When you look at the CSU support for the Maut-tax deal that would affect foreign drivers entering Germany.....the CSU tested the waters in the spring and summer of 2013, finding that their membership were pushing this topic near the top and showing a bit of frustration that tax revenue wasn't being taken in some way. Course, no one in these pub-chats ever got around to how it would work, or how much it would cost. The topic was just generalized to some degree, where some simplicity existed and it could be understood in five to ten minutes.
All of this local pub-meetings will lead to a regional meeting where the town's talking head political guy will represent his folks, and meet up at some hotel conference center on a Saturday, and spend an entire day talking politics with other talking-heads. Another poll will be held and more support will be given for another agenda step.
These meetings lead onto state meetings every month or two, where the regional heads will confer and discuss state and national politics. Again, polls will be taken, and votes cast for or against something.
Then those leaders will meet up for a national meeting....again at some hotel or public conference center. Again, polls will be taken, and votes cast for or against something.
So, when you get to the national level.....it's really a grassroots topic and supported by a majority of the membership, who they can count on for elections.
The independent voter? He or she....are the tough part about how this all works. They don't show up at any pub-meeting, and might flip-flop on various topics.
How many folks from a village of 1,000 attend such meetings? It's hard to say and might go higher or lower....depending on the make-up, economic condition of the village, and enthusiasm. The fact oddball parties flourish and exist.....might suggest that a small portion are active in politics and lack any enthusiasm for any of the top six parties. Here in the Rhine Valley area....there are a couple of Christian-theme political parties, which rarely exist in other parts of Germany.

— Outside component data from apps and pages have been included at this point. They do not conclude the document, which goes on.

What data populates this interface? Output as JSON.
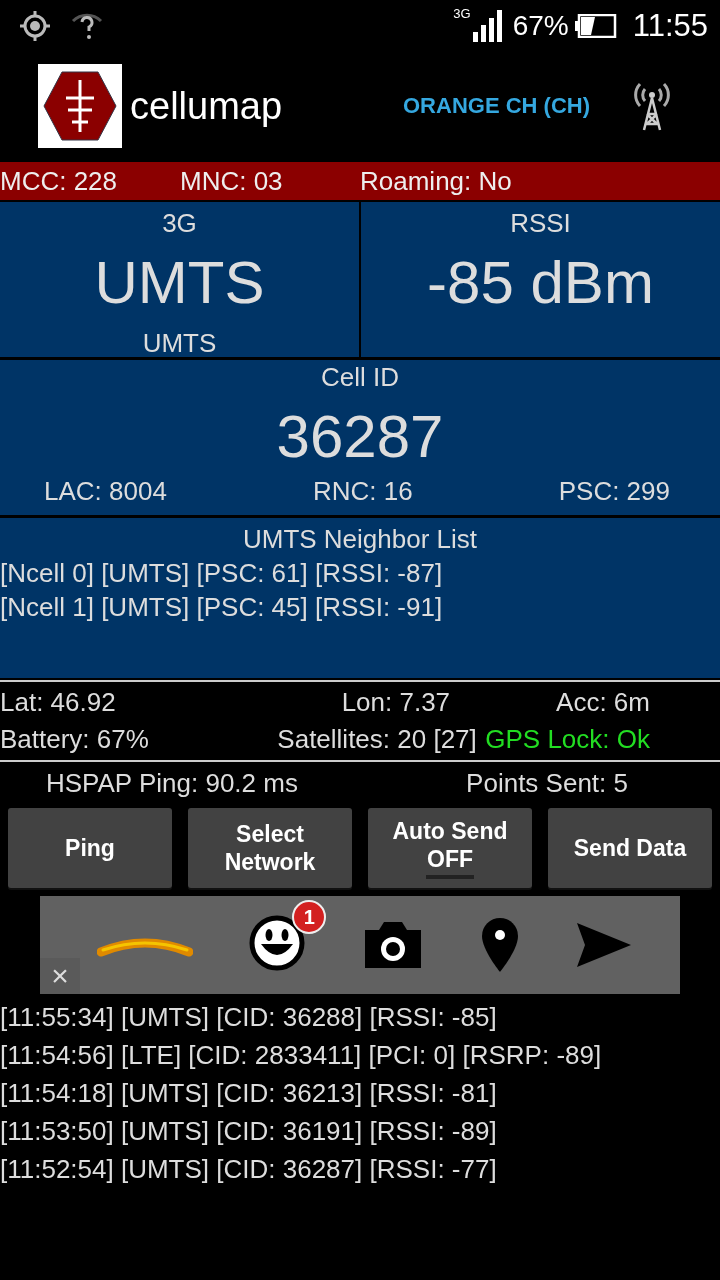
{
  "status_bar": {
    "network_type": "3G",
    "battery": "67%",
    "time": "11:55"
  },
  "header": {
    "app_name": "cellumap",
    "operator": "ORANGE CH (CH)"
  },
  "network_bar": {
    "mcc": "MCC: 228",
    "mnc": "MNC: 03",
    "roaming": "Roaming: No"
  },
  "technology": {
    "label": "3G",
    "value": "UMTS",
    "sub": "UMTS"
  },
  "rssi": {
    "label": "RSSI",
    "value": "-85 dBm"
  },
  "cell": {
    "label": "Cell ID",
    "value": "36287",
    "details": [
      "LAC: 8004",
      "RNC: 16",
      "PSC: 299"
    ]
  },
  "neighbors": {
    "title": "UMTS Neighbor List",
    "items": [
      "[Ncell 0] [UMTS] [PSC: 61] [RSSI: -87]",
      "[Ncell 1] [UMTS] [PSC: 45] [RSSI: -91]"
    ]
  },
  "gps": {
    "lat": "Lat: 46.92",
    "lon": "Lon: 7.37",
    "acc": "Acc: 6m",
    "battery": "Battery: 67%",
    "satellites": "Satellites: 20 [27]",
    "lock": "GPS Lock: Ok",
    "lock_ok": true
  },
  "stats": {
    "ping": "HSPAP Ping: 90.2 ms",
    "points": "Points Sent: 5"
  },
  "buttons": [
    {
      "kind": "plain",
      "label": "Ping"
    },
    {
      "kind": "plain",
      "label": "Select Network"
    },
    {
      "kind": "toggle",
      "label": "Auto Send",
      "state": "OFF",
      "on": false
    },
    {
      "kind": "plain",
      "label": "Send Data"
    }
  ],
  "ad_bar": {
    "badge": "1",
    "close": "×"
  },
  "log": [
    "[11:55:34] [UMTS] [CID: 36288] [RSSI: -85]",
    "[11:54:56] [LTE] [CID: 2833411] [PCI: 0] [RSRP: -89]",
    "[11:54:18] [UMTS] [CID: 36213] [RSSI: -81]",
    "[11:53:50] [UMTS] [CID: 36191] [RSSI: -89]",
    "[11:52:54] [UMTS] [CID: 36287] [RSSI: -77]"
  ]
}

All of this leads a person to view the apparatus as bulky but generally allowing membership from the lowest guy to the highest platform....to participate. You may not win a regional, state or national election in this way....but members have their say on a fairly frequent basis.

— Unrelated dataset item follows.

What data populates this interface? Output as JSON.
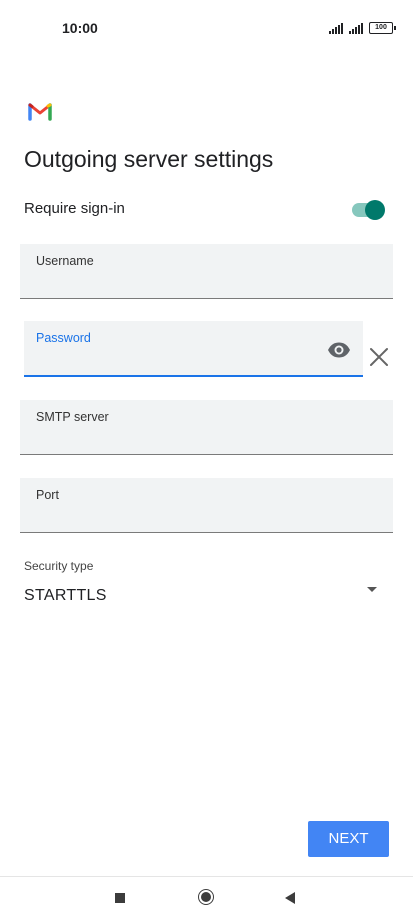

A functionary process like in the US? We would center the topics on local and regional subjects, and start to rationalize that most of these mythical BIG topics that get pushed around for national politics....really aren't that important when compared to what a guy says from his local town, while sitting in a pub and sipping a beer. We'd rationalize a different priority, and shock the national folks. So, for this reason, I don't see the national party folks (either party) wanting to gimmick up the system with the local guys talking.
What works in Germany.....generally works. What works elsewhere.....draws off local circumstances and limits. It is, what it is.